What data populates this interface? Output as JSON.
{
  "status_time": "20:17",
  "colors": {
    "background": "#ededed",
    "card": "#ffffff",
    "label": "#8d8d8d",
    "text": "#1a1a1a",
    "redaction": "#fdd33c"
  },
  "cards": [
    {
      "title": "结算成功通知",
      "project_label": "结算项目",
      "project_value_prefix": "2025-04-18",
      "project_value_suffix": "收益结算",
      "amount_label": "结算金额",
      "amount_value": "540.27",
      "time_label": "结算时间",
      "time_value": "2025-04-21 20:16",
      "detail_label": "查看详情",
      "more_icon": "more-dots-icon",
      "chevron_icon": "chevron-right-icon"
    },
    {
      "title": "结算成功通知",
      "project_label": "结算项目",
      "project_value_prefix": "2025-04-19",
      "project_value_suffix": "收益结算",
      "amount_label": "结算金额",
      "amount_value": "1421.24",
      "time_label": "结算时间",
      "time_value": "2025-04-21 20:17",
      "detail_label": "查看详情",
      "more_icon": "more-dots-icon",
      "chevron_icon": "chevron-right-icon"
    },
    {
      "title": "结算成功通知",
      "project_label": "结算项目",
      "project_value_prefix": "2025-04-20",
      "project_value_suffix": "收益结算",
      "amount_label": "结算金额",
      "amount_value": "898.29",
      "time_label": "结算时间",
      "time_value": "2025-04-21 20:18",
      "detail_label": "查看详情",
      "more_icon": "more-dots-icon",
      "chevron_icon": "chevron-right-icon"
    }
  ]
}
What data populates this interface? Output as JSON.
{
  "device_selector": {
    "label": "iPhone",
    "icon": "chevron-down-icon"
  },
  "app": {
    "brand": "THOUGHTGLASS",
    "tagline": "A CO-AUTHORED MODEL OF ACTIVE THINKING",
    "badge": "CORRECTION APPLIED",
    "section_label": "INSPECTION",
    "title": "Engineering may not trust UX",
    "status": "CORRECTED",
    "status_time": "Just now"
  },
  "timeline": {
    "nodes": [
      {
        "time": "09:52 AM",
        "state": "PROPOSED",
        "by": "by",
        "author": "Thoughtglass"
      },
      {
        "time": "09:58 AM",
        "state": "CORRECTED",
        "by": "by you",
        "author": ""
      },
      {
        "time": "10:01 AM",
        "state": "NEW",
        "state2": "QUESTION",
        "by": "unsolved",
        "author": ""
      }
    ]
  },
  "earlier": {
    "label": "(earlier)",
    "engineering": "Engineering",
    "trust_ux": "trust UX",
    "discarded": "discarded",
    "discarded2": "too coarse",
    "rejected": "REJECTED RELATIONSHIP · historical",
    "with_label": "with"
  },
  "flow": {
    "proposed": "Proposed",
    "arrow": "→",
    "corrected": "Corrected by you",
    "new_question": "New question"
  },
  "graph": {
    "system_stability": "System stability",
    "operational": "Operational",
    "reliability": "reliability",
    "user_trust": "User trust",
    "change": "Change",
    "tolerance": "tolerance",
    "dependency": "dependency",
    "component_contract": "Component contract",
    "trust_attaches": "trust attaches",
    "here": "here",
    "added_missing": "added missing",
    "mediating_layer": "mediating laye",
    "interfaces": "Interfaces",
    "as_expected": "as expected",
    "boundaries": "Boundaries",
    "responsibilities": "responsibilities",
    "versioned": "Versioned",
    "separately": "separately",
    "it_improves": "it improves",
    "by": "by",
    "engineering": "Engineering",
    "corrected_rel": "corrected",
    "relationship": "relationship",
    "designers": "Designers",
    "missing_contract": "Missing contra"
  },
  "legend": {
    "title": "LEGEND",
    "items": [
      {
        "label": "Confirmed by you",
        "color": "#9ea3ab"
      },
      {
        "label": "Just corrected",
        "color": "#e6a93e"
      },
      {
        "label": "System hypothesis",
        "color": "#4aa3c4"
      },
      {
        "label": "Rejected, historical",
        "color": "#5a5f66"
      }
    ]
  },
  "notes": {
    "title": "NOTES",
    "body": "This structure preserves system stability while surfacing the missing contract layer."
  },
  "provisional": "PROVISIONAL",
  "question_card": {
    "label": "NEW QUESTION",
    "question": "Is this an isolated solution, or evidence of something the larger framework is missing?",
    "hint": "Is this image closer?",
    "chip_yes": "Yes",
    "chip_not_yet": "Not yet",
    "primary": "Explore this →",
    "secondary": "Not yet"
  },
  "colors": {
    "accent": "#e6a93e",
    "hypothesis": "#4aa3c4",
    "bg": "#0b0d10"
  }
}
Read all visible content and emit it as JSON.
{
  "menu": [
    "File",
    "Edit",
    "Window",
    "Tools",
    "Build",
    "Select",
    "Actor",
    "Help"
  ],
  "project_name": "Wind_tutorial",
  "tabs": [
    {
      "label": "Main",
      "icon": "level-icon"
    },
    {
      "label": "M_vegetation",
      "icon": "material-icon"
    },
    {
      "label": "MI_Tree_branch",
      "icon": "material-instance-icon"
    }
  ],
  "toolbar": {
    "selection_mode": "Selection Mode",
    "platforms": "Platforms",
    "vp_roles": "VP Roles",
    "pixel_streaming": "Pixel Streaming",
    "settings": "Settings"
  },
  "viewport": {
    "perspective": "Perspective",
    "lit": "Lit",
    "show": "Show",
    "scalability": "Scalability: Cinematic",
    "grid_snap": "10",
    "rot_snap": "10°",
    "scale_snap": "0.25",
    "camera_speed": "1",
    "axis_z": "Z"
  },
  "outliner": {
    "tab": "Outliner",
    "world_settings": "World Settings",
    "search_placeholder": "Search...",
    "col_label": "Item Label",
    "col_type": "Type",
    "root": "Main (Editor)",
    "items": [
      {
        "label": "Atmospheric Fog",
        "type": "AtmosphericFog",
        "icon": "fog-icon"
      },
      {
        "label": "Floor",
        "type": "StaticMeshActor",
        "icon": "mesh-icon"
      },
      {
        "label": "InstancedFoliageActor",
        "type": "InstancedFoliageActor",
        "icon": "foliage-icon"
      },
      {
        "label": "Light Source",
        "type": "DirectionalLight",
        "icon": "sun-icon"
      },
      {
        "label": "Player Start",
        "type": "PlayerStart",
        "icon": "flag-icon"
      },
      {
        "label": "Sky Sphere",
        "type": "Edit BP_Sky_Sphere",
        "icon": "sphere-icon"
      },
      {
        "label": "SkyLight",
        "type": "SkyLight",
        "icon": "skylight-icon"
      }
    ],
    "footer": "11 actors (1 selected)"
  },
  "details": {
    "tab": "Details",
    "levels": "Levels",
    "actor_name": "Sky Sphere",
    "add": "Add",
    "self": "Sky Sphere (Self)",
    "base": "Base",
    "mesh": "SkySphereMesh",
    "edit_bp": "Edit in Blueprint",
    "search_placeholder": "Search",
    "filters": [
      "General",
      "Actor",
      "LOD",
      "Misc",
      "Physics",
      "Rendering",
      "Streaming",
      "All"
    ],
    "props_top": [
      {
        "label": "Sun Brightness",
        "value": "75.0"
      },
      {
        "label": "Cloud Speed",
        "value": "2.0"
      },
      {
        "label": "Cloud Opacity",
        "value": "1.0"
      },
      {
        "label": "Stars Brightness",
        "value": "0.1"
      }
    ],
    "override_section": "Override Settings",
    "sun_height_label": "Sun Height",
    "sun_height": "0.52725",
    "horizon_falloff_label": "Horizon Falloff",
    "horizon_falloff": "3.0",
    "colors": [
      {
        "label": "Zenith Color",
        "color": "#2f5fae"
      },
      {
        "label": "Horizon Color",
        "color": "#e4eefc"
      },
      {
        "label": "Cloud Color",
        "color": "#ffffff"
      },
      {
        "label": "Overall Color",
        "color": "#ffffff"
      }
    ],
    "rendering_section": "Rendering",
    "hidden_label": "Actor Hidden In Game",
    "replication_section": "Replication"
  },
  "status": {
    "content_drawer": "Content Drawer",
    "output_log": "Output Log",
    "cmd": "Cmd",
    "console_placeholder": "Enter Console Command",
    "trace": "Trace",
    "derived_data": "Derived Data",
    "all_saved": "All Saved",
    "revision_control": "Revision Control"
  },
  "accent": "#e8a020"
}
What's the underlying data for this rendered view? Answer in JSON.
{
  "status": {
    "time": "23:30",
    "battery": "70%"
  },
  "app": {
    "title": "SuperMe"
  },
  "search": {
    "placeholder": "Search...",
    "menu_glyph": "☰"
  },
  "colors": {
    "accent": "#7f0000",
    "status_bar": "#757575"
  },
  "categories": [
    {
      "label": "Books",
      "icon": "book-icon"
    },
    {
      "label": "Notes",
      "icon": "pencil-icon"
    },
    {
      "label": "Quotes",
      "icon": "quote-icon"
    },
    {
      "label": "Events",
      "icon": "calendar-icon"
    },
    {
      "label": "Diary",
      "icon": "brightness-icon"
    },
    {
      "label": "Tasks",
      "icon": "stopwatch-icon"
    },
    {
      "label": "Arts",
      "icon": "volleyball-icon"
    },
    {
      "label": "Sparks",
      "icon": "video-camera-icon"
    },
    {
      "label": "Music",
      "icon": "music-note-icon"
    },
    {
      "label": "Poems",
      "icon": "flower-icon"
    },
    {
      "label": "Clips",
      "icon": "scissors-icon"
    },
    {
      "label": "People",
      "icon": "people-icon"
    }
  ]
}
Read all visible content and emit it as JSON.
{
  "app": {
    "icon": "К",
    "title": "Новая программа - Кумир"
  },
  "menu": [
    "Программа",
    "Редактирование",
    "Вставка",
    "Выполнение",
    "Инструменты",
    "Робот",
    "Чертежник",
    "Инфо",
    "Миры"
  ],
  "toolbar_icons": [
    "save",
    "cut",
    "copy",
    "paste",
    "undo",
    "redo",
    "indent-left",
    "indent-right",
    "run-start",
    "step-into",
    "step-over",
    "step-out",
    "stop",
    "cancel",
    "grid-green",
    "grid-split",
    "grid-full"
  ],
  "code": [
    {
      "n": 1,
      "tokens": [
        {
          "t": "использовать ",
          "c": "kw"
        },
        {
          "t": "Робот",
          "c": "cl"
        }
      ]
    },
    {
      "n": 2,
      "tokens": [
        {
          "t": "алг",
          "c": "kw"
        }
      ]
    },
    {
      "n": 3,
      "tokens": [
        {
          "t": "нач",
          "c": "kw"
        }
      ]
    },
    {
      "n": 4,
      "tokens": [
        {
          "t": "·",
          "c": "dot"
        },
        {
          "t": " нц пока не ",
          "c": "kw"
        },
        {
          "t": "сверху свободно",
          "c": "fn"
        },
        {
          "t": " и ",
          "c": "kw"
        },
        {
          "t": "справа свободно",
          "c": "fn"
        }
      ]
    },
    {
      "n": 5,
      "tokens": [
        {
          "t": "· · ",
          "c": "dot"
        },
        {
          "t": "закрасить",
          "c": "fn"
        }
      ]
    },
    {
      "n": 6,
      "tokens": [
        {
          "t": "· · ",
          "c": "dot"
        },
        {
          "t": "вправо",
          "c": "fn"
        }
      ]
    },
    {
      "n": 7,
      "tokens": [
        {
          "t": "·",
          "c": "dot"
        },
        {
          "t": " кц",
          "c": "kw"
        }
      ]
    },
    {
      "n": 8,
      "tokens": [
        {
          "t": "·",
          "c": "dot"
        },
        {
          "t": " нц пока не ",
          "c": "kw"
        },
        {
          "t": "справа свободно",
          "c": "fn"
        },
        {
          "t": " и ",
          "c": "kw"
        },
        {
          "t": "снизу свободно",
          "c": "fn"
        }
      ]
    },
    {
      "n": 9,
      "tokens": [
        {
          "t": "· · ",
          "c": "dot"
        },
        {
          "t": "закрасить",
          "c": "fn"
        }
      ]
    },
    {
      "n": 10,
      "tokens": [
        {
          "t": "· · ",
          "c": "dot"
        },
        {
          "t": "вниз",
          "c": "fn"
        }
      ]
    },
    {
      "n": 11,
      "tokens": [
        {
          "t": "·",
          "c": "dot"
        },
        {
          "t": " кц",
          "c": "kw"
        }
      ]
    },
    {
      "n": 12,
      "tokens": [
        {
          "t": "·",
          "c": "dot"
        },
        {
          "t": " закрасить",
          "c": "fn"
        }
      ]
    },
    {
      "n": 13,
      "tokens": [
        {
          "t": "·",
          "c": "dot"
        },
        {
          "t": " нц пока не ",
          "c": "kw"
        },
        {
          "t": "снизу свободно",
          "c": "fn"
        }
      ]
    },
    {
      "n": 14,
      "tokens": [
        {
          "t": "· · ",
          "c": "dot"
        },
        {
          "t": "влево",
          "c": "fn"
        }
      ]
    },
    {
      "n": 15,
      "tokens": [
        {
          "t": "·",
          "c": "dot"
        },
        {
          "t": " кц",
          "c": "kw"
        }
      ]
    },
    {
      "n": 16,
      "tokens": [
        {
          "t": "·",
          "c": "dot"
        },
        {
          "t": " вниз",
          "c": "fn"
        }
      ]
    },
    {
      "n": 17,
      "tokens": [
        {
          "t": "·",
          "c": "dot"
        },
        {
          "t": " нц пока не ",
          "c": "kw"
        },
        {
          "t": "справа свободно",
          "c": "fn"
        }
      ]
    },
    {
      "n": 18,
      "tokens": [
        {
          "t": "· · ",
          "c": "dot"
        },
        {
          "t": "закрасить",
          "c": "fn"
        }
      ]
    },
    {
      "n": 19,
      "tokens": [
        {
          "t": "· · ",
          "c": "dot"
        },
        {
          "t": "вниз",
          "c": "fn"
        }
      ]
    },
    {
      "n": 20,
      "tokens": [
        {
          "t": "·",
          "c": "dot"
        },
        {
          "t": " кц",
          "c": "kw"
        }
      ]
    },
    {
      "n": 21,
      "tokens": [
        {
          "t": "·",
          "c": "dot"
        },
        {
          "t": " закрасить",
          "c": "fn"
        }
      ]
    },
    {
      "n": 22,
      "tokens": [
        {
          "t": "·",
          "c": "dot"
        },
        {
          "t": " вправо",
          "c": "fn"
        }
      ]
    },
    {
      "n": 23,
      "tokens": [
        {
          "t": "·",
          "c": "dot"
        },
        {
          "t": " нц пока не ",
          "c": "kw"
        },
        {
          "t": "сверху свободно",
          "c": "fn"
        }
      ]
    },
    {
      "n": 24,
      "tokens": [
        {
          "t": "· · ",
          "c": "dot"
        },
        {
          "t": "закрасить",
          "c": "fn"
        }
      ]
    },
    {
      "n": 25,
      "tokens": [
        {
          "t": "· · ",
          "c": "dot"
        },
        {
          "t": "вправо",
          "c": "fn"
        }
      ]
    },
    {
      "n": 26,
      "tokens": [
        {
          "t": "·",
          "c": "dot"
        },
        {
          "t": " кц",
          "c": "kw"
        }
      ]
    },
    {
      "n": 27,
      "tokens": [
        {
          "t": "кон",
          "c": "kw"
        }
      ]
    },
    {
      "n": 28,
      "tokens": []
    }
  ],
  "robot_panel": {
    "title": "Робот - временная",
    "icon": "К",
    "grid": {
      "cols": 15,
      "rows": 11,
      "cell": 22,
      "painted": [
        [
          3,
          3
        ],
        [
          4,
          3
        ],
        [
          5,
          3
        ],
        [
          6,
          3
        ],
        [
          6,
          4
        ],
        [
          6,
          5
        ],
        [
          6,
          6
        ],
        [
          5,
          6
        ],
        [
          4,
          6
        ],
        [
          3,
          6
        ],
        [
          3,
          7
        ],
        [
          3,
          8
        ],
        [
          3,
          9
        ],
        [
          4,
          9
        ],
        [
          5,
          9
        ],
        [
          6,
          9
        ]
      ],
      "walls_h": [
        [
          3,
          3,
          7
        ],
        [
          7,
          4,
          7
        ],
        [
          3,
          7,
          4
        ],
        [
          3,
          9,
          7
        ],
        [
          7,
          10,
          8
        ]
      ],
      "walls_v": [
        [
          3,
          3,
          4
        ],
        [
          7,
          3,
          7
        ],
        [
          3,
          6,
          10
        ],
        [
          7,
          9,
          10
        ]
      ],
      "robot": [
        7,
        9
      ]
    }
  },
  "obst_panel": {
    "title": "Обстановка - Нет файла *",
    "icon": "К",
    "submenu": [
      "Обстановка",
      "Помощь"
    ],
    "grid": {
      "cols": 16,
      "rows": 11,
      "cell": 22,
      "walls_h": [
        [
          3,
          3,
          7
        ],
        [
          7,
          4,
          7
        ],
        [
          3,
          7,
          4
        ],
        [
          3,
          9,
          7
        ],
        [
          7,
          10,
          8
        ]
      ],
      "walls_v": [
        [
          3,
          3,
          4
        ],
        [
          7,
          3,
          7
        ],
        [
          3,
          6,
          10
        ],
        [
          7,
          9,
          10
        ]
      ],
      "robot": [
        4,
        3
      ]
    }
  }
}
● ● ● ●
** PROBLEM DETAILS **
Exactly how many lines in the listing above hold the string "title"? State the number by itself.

** SOLUTION BELOW **
10